Your instructions: Nothing in the data may be omitted; output it all verbatim.

[Entries from a dataset of interfaces]

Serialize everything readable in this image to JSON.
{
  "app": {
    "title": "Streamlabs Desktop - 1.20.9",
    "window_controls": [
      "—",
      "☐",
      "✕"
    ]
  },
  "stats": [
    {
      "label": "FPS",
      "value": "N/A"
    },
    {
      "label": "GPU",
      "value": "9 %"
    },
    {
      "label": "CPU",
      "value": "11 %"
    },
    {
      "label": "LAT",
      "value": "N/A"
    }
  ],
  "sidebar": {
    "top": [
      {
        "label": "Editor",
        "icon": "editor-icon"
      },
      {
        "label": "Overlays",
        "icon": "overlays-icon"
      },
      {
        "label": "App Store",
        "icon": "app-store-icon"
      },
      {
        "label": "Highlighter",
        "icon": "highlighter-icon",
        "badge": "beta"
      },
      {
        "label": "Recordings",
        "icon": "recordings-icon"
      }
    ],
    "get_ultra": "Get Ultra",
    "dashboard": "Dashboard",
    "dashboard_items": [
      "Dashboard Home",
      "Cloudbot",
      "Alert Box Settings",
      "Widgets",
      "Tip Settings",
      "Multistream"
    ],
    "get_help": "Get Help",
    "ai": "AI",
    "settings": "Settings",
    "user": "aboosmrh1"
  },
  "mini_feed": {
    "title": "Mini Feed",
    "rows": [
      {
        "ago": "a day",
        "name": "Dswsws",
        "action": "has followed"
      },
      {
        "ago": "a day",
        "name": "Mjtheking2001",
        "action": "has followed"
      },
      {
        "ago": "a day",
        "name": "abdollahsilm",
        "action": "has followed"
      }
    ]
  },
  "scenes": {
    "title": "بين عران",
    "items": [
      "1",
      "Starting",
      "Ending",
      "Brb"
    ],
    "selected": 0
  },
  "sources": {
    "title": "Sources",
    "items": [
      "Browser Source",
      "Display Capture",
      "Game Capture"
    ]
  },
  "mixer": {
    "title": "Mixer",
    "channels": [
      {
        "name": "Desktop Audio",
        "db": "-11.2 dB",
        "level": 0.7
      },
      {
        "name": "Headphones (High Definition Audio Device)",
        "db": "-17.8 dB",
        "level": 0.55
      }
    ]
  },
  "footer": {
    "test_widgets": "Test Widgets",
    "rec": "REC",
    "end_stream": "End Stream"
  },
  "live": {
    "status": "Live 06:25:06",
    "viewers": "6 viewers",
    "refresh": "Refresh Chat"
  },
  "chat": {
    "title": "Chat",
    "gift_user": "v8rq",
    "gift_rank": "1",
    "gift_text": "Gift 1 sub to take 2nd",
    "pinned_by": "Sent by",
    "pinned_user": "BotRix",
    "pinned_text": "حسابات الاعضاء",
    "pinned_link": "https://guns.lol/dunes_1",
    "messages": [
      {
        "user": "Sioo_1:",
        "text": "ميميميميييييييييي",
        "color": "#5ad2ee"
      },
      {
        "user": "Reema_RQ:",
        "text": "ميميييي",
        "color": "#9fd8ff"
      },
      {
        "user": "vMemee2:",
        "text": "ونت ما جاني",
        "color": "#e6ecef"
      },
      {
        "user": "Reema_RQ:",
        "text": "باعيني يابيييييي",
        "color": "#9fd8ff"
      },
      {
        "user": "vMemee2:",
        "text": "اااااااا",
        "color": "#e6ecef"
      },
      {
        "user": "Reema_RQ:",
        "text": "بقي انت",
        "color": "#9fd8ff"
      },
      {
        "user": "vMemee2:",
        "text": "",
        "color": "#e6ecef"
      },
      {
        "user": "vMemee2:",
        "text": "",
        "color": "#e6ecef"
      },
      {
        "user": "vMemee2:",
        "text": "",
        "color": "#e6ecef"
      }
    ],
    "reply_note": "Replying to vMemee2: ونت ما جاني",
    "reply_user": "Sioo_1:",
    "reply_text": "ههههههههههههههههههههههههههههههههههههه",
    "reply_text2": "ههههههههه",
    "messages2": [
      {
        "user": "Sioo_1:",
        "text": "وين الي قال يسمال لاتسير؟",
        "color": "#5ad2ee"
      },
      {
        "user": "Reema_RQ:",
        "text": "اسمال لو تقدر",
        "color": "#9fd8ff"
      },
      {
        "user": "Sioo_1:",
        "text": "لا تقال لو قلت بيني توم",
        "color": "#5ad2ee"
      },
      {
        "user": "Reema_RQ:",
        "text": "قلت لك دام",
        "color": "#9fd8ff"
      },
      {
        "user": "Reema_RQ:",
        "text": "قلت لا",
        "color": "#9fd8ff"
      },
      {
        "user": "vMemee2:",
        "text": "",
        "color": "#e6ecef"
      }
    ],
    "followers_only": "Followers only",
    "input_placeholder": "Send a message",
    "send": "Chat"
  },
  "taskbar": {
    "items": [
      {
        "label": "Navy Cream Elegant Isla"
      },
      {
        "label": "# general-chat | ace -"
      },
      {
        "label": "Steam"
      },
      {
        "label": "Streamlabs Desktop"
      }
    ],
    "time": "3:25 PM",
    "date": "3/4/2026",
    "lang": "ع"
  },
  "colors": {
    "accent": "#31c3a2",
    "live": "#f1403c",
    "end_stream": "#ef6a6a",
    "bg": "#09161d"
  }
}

The completed task:
Serialize everything readable in this image to JSON.
{
  "app": {
    "title": "Streamlabs Desktop - 1.20.9",
    "window_controls": [
      "—",
      "☐",
      "✕"
    ]
  },
  "stats": [
    {
      "label": "FPS",
      "value": "N/A"
    },
    {
      "label": "GPU",
      "value": "9 %"
    },
    {
      "label": "CPU",
      "value": "11 %"
    },
    {
      "label": "LAT",
      "value": "N/A"
    }
  ],
  "sidebar": {
    "top": [
      {
        "label": "Editor",
        "icon": "editor-icon"
      },
      {
        "label": "Overlays",
        "icon": "overlays-icon"
      },
      {
        "label": "App Store",
        "icon": "app-store-icon"
      },
      {
        "label": "Highlighter",
        "icon": "highlighter-icon",
        "badge": "beta"
      },
      {
        "label": "Recordings",
        "icon": "recordings-icon"
      }
    ],
    "get_ultra": "Get Ultra",
    "dashboard": "Dashboard",
    "dashboard_items": [
      "Dashboard Home",
      "Cloudbot",
      "Alert Box Settings",
      "Widgets",
      "Tip Settings",
      "Multistream"
    ],
    "get_help": "Get Help",
    "ai": "AI",
    "settings": "Settings",
    "user": "aboosmrh1"
  },
  "mini_feed": {
    "title": "Mini Feed",
    "rows": [
      {
        "ago": "a day",
        "name": "Dswsws",
        "action": "has followed"
      },
      {
        "ago": "a day",
        "name": "Mjtheking2001",
        "action": "has followed"
      },
      {
        "ago": "a day",
        "name": "abdollahsilm",
        "action": "has followed"
      }
    ]
  },
  "scenes": {
    "title": "بين عران",
    "items": [
      "1",
      "Starting",
      "Ending",
      "Brb"
    ],
    "selected": 0
  },
  "sources": {
    "title": "Sources",
    "items": [
      "Browser Source",
      "Display Capture",
      "Game Capture"
    ]
  },
  "mixer": {
    "title": "Mixer",
    "channels": [
      {
        "name": "Desktop Audio",
        "db": "-11.2 dB",
        "level": 0.7
      },
      {
        "name": "Headphones (High Definition Audio Device)",
        "db": "-17.8 dB",
        "level": 0.55
      }
    ]
  },
  "footer": {
    "test_widgets": "Test Widgets",
    "rec": "REC",
    "end_stream": "End Stream"
  },
  "live": {
    "status": "Live 06:25:06",
    "viewers": "6 viewers",
    "refresh": "Refresh Chat"
  },
  "chat": {
    "title": "Chat",
    "gift_user": "v8rq",
    "gift_rank": "1",
    "gift_text": "Gift 1 sub to take 2nd",
    "pinned_by": "Sent by",
    "pinned_user": "BotRix",
    "pinned_text": "حسابات الاعضاء",
    "pinned_link": "https://guns.lol/dunes_1",
    "messages": [
      {
        "user": "Sioo_1:",
        "text": "ميميميميييييييييي",
        "color": "#5ad2ee"
      },
      {
        "user": "Reema_RQ:",
        "text": "ميميييي",
        "color": "#9fd8ff"
      },
      {
        "user": "vMemee2:",
        "text": "ونت ما جاني",
        "color": "#e6ecef"
      },
      {
        "user": "Reema_RQ:",
        "text": "باعيني يابيييييي",
        "color": "#9fd8ff"
      },
      {
        "user": "vMemee2:",
        "text": "اااااااا",
        "color": "#e6ecef"
      },
      {
        "user": "Reema_RQ:",
        "text": "بقي انت",
        "color": "#9fd8ff"
      },
      {
        "user": "vMemee2:",
        "text": "",
        "color": "#e6ecef"
      },
      {
        "user": "vMemee2:",
        "text": "",
        "color": "#e6ecef"
      },
      {
        "user": "vMemee2:",
        "text": "",
        "color": "#e6ecef"
      }
    ],
    "reply_note": "Replying to vMemee2: ونت ما جاني",
    "reply_user": "Sioo_1:",
    "reply_text": "ههههههههههههههههههههههههههههههههههههه",
    "reply_text2": "ههههههههه",
    "messages2": [
      {
        "user": "Sioo_1:",
        "text": "وين الي قال يسمال لاتسير؟",
        "color": "#5ad2ee"
      },
      {
        "user": "Reema_RQ:",
        "text": "اسمال لو تقدر",
        "color": "#9fd8ff"
      },
      {
        "user": "Sioo_1:",
        "text": "لا تقال لو قلت بيني توم",
        "color": "#5ad2ee"
      },
      {
        "user": "Reema_RQ:",
        "text": "قلت لك دام",
        "color": "#9fd8ff"
      },
      {
        "user": "Reema_RQ:",
        "text": "قلت لا",
        "color": "#9fd8ff"
      },
      {
        "user": "vMemee2:",
        "text": "",
        "color": "#e6ecef"
      }
    ],
    "followers_only": "Followers only",
    "input_placeholder": "Send a message",
    "send": "Chat"
  },
  "taskbar": {
    "items": [
      {
        "label": "Navy Cream Elegant Isla"
      },
      {
        "label": "# general-chat | ace -"
      },
      {
        "label": "Steam"
      },
      {
        "label": "Streamlabs Desktop"
      }
    ],
    "time": "3:25 PM",
    "date": "3/4/2026",
    "lang": "ع"
  },
  "colors": {
    "accent": "#31c3a2",
    "live": "#f1403c",
    "end_stream": "#ef6a6a",
    "bg": "#09161d"
  }
}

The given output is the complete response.